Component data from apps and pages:
=== Section Start ===

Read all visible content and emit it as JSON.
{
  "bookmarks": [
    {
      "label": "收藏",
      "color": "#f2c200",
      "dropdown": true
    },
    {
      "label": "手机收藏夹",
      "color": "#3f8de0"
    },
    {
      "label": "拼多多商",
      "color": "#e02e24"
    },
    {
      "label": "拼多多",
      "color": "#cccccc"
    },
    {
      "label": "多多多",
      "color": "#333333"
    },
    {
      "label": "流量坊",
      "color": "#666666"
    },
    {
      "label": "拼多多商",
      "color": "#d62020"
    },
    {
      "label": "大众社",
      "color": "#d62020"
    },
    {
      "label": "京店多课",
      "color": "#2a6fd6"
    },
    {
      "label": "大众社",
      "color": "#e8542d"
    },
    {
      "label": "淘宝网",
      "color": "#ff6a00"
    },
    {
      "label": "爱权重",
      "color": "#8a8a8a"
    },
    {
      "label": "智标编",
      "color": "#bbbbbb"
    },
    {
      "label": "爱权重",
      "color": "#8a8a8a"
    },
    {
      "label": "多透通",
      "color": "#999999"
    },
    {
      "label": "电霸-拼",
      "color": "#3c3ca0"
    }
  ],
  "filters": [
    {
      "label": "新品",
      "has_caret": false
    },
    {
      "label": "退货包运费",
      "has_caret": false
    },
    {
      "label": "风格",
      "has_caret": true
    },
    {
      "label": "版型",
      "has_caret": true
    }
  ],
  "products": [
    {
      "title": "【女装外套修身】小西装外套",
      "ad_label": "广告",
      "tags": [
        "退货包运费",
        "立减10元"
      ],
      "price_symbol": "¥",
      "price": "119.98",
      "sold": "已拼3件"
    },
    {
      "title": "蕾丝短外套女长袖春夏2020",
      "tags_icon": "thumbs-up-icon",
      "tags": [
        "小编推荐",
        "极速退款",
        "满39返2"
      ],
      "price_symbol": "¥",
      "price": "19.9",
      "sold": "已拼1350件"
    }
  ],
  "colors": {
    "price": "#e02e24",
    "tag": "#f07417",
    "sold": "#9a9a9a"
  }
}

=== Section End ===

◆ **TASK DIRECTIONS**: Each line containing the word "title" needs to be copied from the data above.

◆ **TASK RESPONSE**:
      "title": "【女装外套修身】小西装外套",
      "title": "蕾丝短外套女长袖春夏2020",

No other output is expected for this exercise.